This is one of the main conclusions of a new report presented today at a webinar organised by Transport & Environment (T&E) in collaboration with the Ministry of Transport, Mobility and the Urban Agenda (MITMA).
The report, entitled “Potential options and technology pathways for delivering zero-carbon freight in Spain”, has been carried out by the consultancy firm Cambridge Econometrics, as part of a collaborative project with representatives of a number of public and private entities involved in road freight transport to analyse possible ways to decarbonise this sector.
It further revealed that battery electric trucks with pantographs are also expected to be cheaper than ICE trucks by that date. Hydrogen fuel cell-powered trucks will be cost-competitive with respect to ICE ones by 2030 as hydrogen prices fall.
The study concluded that a rapid transition to propulsion systems based on zero-emission technologies can very substantially reduce CO2 emissions from the road freight fleet.
However, the study warns that, in order to ensure that the 2050 climate neutrality target for this sector is met, it will not be sufficient to ensure the end of the sale of internal combustion engine vans by 2035 and of internal combustion engine trucks by 2040, but will require either an advance of these dates or additional measures focused on the early reduction of the use of these polluting vehicles.
For this to happen, the deployment of high-power charging infrastructure for zero-emission trucks must be rolled out without delay and the planning process for this infrastructure needs to be started immediately to avoid bottlenecks in the second half of this decade.
“It will not be possible to achieve the total decarbonisation of freight transport without committing to zero-emission technologies in trucks and vans. Unfortunately, in Spain, there is a big gap between current policies and those that would be appropriate to provide the sector with a coherent path to achieve this goal” said Carlos Bravo, T&E’s head of heavy transport policy.
In Spain, the transport sector is the largest contributor to greenhouse gas emissions (29.1% of the total in 2019, according official data), with road freight accounting for 9.8% of the national total, making it pertinent to implement new policies and measures to reduce the significant climate impact of this sub-sector.
The Cambridge Econometrics report highlights that conventional ICE vehicles will become increasingly uncompetitive over their lifetime compared to their electric equivalents, with the likely result that hauliers will rely on them less and less.

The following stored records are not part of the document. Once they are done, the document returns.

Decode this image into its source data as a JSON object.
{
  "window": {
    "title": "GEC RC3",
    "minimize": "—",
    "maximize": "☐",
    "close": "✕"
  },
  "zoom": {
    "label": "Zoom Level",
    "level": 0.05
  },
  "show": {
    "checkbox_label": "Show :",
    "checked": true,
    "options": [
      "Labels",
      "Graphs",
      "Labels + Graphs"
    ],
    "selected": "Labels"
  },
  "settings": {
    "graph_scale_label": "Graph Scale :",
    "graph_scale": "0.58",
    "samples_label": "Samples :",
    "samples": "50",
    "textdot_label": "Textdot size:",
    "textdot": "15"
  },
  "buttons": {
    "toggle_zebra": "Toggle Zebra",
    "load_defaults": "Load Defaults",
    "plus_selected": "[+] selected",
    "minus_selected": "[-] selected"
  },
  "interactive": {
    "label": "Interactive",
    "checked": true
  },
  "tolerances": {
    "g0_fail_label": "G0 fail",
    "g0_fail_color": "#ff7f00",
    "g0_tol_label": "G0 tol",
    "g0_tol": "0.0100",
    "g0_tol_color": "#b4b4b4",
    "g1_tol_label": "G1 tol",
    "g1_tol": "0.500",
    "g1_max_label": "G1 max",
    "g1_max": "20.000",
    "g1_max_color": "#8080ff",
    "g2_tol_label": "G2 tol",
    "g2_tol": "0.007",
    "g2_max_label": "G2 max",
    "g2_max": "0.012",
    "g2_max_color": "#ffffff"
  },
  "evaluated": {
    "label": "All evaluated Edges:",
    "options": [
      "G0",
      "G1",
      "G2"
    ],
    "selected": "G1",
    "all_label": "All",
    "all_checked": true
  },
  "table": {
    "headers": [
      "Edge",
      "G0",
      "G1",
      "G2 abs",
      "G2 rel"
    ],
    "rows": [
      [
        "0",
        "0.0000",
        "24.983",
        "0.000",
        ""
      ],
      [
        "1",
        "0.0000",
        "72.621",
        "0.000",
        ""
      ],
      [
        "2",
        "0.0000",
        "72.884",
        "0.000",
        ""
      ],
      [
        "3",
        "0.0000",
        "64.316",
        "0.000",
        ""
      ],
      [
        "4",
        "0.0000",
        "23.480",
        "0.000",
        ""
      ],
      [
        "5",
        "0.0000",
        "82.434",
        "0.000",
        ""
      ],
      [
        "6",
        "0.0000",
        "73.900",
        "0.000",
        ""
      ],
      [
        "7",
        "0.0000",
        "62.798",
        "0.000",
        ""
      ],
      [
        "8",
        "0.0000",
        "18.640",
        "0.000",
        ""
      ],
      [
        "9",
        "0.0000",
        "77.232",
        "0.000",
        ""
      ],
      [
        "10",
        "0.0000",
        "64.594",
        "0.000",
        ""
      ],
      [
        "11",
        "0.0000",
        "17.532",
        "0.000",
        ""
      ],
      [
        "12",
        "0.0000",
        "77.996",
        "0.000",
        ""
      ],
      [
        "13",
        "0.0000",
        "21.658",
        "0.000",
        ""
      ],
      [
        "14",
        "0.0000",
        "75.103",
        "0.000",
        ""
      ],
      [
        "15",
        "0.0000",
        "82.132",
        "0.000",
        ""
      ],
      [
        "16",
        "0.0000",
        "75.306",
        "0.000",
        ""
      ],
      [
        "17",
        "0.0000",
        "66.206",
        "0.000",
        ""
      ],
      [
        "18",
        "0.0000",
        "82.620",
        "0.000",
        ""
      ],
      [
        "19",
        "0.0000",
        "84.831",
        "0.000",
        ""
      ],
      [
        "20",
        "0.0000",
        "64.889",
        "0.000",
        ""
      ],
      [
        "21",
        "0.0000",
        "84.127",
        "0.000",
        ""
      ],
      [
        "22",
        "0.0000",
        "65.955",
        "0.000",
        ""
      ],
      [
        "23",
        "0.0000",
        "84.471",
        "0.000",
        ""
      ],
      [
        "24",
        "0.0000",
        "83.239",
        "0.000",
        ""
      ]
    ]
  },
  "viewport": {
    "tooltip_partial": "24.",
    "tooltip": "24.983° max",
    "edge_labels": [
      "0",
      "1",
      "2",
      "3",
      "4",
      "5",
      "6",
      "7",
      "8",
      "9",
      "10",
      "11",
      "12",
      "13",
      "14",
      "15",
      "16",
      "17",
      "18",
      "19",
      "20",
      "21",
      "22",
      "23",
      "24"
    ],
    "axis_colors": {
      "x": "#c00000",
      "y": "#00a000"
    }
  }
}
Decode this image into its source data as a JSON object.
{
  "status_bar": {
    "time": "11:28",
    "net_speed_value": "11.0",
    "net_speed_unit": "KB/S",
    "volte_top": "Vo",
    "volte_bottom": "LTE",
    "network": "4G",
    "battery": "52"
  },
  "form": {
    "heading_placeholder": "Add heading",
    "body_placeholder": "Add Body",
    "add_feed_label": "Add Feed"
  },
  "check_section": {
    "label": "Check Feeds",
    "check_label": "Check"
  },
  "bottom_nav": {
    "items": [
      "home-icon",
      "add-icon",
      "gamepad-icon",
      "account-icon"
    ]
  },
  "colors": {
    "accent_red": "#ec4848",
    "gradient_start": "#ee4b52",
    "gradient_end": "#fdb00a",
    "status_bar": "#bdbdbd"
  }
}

This could precipitate a shift from existing internal combustion engine vehicles to zero-emission mobility models more rapidly than is reflected in this study.

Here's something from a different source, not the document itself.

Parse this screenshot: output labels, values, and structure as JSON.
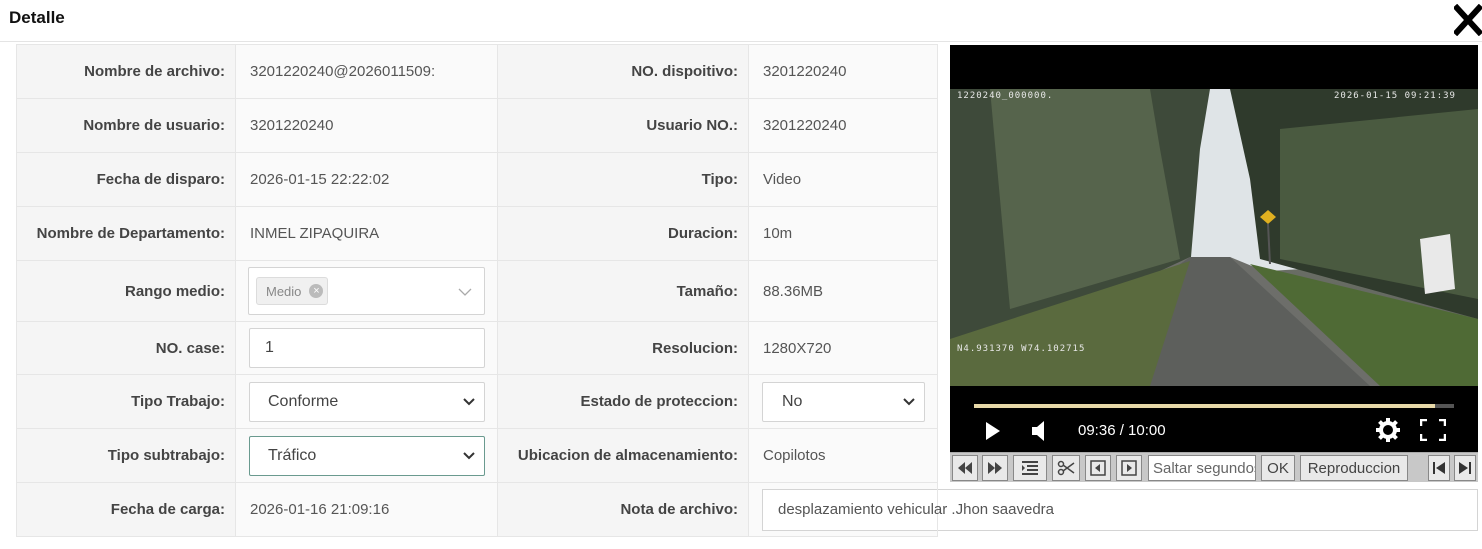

The main uncertainty in determining a possible advancement in time of the study’s results with respect to the different scenarios is the speed with which zero-carbon technologies (batteries, electric road systems and fuel cells) and fuels (green hydrogen) decrease in cost, as well as the evolution of the expected increase in the cost of fossil fuels (diesel, petrol, natural gas), now soaring due to the Russian invasion of Ukraine.

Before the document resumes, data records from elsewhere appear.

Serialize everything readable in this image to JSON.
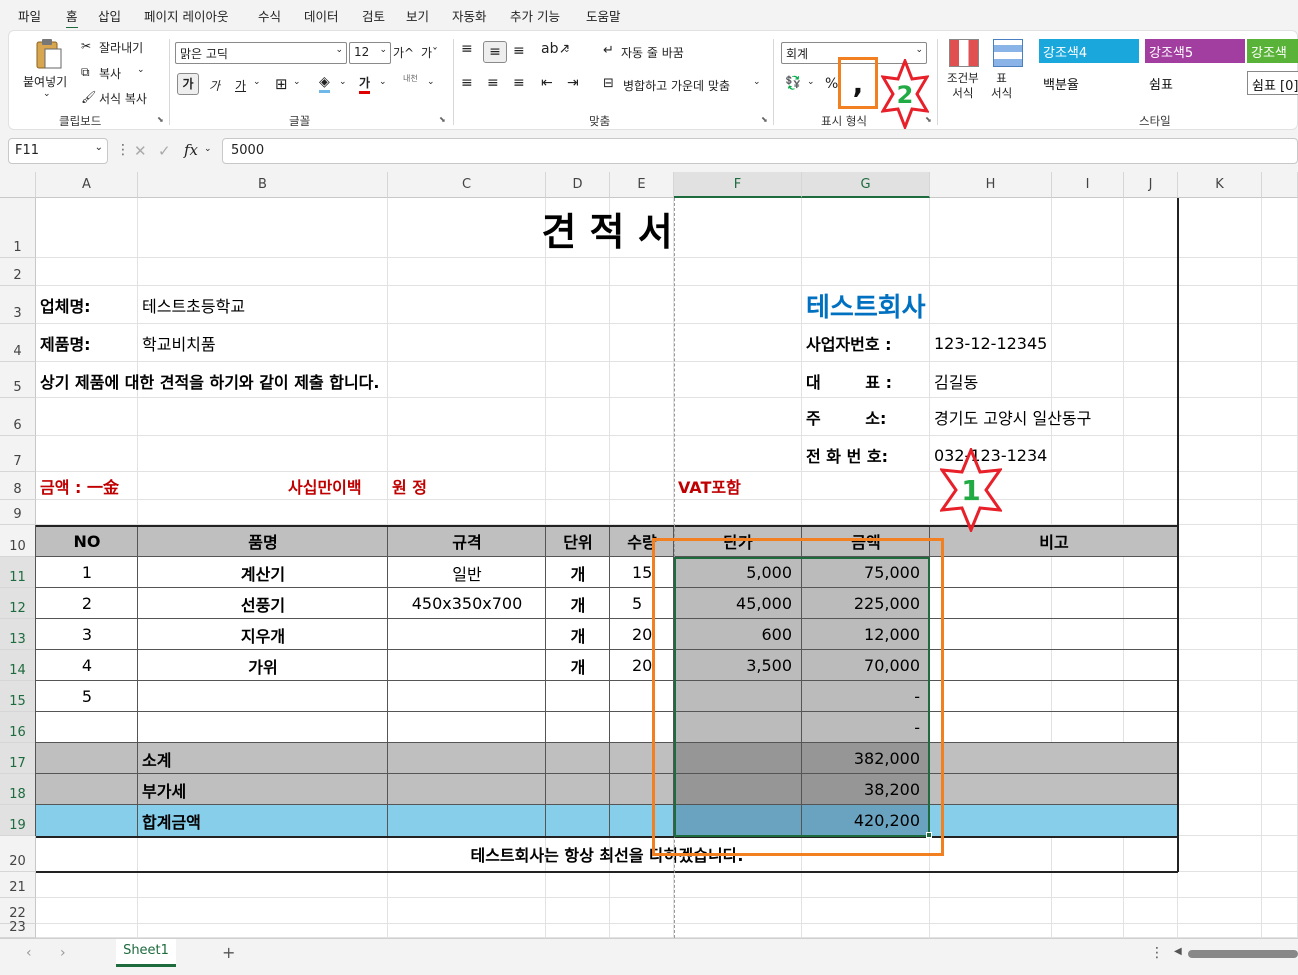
{
  "menu": [
    "파일",
    "홈",
    "삽입",
    "페이지 레이아웃",
    "수식",
    "데이터",
    "검토",
    "보기",
    "자동화",
    "추가 기능",
    "도움말"
  ],
  "active_menu": "홈",
  "ribbon": {
    "clipboard": {
      "paste": "붙여넣기",
      "cut": "잘라내기",
      "copy": "복사",
      "format_painter": "서식 복사",
      "group": "클립보드"
    },
    "font": {
      "name": "맑은 고딕",
      "size": "12",
      "bold": "가",
      "italic": "가",
      "underline": "가",
      "grow": "가^",
      "shrink": "가ˇ",
      "color_glyph": "가",
      "phonetic": "내천",
      "group": "글꼴"
    },
    "align": {
      "wrap": "자동 줄 바꿈",
      "merge": "병합하고 가운데 맞춤",
      "group": "맞춤"
    },
    "number": {
      "format": "회계",
      "percent": "%",
      "comma": ",",
      "group": "표시 형식"
    },
    "styles": {
      "conditional": "조건부\n서식",
      "table": "표\n서식",
      "cells": [
        {
          "label": "강조색4",
          "bg": "#1aa7db"
        },
        {
          "label": "강조색5",
          "bg": "#a23ea0"
        },
        {
          "label": "강조색",
          "bg": "#59b339"
        },
        {
          "label": "백분율",
          "bg": "#ffffff"
        },
        {
          "label": "쉼표",
          "bg": "#ffffff"
        },
        {
          "label": "쉼표 [0]",
          "bg": "#ffffff"
        }
      ],
      "group": "스타일"
    }
  },
  "formula_bar": {
    "name_box": "F11",
    "fx": "fx",
    "value": "5000"
  },
  "columns": [
    "A",
    "B",
    "C",
    "D",
    "E",
    "F",
    "G",
    "H",
    "I",
    "J",
    "K"
  ],
  "rows": [
    "1",
    "2",
    "3",
    "4",
    "5",
    "6",
    "7",
    "8",
    "9",
    "10",
    "11",
    "12",
    "13",
    "14",
    "15",
    "16",
    "17",
    "18",
    "19",
    "20",
    "21",
    "22",
    "23"
  ],
  "sheet": {
    "title": "견 적 서",
    "company_label": "업체명:",
    "company": "테스트초등학교",
    "product_label": "제품명:",
    "product": "학교비치품",
    "intro": "상기 제품에 대한 견적을 하기와 같이 제출 합니다.",
    "vendor": "테스트회사",
    "biz_no_label": "사업자번호 :",
    "biz_no": "123-12-12345",
    "ceo_label": "대        표 :",
    "ceo": "김길동",
    "addr_label": "주        소:",
    "addr": "경기도 고양시 일산동구",
    "tel_label": "전 화 번 호:",
    "tel": "032-123-1234",
    "amount_label": "금액 : 一金",
    "amount_words": "사십만이백",
    "amount_won": "원 정",
    "vat_note": "VAT포함",
    "headers": [
      "NO",
      "품명",
      "규격",
      "단위",
      "수량",
      "단가",
      "금액",
      "비고"
    ],
    "items": [
      {
        "no": "1",
        "name": "계산기",
        "spec": "일반",
        "unit": "개",
        "qty": "15",
        "price": "5,000",
        "amount": "75,000"
      },
      {
        "no": "2",
        "name": "선풍기",
        "spec": "450x350x700",
        "unit": "개",
        "qty": "5",
        "price": "45,000",
        "amount": "225,000"
      },
      {
        "no": "3",
        "name": "지우개",
        "spec": "",
        "unit": "개",
        "qty": "20",
        "price": "600",
        "amount": "12,000"
      },
      {
        "no": "4",
        "name": "가위",
        "spec": "",
        "unit": "개",
        "qty": "20",
        "price": "3,500",
        "amount": "70,000"
      },
      {
        "no": "5",
        "name": "",
        "spec": "",
        "unit": "",
        "qty": "",
        "price": "",
        "amount": "-"
      },
      {
        "no": "",
        "name": "",
        "spec": "",
        "unit": "",
        "qty": "",
        "price": "",
        "amount": "-"
      }
    ],
    "subtotal_label": "소계",
    "subtotal": "382,000",
    "vat_label": "부가세",
    "vat": "38,200",
    "total_label": "합계금액",
    "total": "420,200",
    "footer": "테스트회사는 항상 최선을 다하겠습니다."
  },
  "annotations": {
    "star1": "1",
    "star2": "2"
  },
  "sheet_tab": "Sheet1",
  "colors": {
    "accent_green": "#1e6b3e",
    "header_gray": "#bfbfbf",
    "dark_gray": "#969696",
    "total_blue": "#87ceeb",
    "red_text": "#c00000",
    "vendor_blue": "#0070c0",
    "orange": "#f28020",
    "star_red": "#e8202a",
    "star_green": "#22aa44"
  }
}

Proper regulation at European and national level is crucial to move faster and safer on the path to decarbonisation of road freight transport, helping to improve the total cost of ownership of zero emission technologies and, consequently, to bring forward the date when cost parity with conventionally fuelled vehicles is reached.
“Fortunately, the legal framework is in place to make significant progress in the decarbonisation of freight transport. In addition to the current revision by the European Union of the regulations on CO2 emissions from vans and the one coming soon for trucks, the discussion of the current Draft Bill on Sustainable Mobility in Spain opens up a wide range of possibilities for improvement in this area”, added Bravo.
In relation to the upcoming regulation on truck emission standards, recent studies by organisations such as T&E or the International Council on Clean Transportation (ICCT) have concluded that the current level of regulatory ambition is too low to drive the CO2 emission reductions needed to achieve EU climate targets and, in particular, is insufficient to drive a relevant supply of zero emission vehicles throughout the 2020s. Therefore, the revision of the CO2 standards in 2022 should significantly increase the level of ambition and improve the design of the regulation.
In that respect, T&E has proposed to set an ambitious intermediate CO2 reduction target of at least 30% by 2027 and to significantly increase the 2030 target. This level of ambition would ensure a significant reduction of emissions across the market in time for 2030 and to drive the supply of zero emission vehicles in the 2020s.